I guess what I'm trying to offer in this article are my thoughts and perspective on Target's security breach. If the scandals and disasters mentioned above didn't destroy those corporations, I think it's highly unlikely that a growing company with a history of innovation, like Target, will be bankrupted as a result of this security breach. People actually died in some of those scandals and disasters discussed above. They died. Now if you're on a jury hearing a lawsuit in court, are you going to be more sympathetic toward credit card theft victims or the orphaned children of deceased folks? How about in the news media? The news papers love to splash huge headline about scandals and disasters, it sells papers, but remember many of the best investments are made at times of "maximum pessimism".
I am long JNJ. I do not currently own TGT, but I may initiate a position in the stock in the next few days. This article is for informational purposes only and should not be considered a recommendation for anyone to buy, sell, or hold any equities.
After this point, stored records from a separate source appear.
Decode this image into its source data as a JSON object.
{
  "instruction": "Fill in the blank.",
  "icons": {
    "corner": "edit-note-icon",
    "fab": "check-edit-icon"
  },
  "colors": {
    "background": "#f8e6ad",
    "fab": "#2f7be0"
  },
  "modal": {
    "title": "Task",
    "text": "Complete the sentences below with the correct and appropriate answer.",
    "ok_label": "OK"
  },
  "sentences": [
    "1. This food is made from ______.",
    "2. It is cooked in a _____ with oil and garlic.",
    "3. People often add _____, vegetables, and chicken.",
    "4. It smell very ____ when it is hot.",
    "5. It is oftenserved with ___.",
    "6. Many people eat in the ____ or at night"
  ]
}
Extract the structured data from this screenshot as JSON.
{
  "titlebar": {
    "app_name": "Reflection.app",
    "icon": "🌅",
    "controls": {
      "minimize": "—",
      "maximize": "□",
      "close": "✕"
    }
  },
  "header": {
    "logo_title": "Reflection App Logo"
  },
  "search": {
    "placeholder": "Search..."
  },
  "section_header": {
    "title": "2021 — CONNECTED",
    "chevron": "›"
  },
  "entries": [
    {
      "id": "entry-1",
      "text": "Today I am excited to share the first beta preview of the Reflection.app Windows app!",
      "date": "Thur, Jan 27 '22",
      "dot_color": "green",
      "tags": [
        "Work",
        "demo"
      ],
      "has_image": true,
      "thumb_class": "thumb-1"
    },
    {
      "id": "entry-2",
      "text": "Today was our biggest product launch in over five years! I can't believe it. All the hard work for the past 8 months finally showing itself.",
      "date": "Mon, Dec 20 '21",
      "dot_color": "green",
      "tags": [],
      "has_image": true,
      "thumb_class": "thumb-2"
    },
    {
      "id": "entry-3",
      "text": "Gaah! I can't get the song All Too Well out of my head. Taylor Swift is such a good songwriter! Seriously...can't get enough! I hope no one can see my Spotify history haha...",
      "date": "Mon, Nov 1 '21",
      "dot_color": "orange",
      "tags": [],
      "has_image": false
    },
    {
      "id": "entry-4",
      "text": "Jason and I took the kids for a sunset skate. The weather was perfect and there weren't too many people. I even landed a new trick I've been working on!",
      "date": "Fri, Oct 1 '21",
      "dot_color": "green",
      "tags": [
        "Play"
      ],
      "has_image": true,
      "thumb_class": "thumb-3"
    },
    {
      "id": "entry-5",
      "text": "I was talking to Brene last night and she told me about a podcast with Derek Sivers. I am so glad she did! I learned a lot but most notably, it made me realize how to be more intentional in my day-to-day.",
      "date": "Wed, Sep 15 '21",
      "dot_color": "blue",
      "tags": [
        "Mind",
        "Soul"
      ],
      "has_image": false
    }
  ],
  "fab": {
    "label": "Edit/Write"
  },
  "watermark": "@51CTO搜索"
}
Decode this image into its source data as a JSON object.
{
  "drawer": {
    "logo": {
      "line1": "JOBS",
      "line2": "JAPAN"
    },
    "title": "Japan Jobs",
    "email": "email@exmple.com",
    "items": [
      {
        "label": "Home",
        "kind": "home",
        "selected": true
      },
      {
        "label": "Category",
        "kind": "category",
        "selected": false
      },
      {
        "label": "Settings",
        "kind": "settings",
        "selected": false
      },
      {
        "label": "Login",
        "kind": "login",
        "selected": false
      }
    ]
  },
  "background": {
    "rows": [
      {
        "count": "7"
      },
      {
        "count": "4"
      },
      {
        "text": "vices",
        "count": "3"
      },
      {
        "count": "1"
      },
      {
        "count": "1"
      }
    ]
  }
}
I am not a financial professional.
Disclosure: I have no positions in any stocks mentioned, but may initiate a long position in TGT over the next 72 hours. I wrote this article myself, and it expresses my own opinions. I am not receiving compensation for it (other than from Seeking Alpha). I have no business relationship with any company whose stock is mentioned in this article.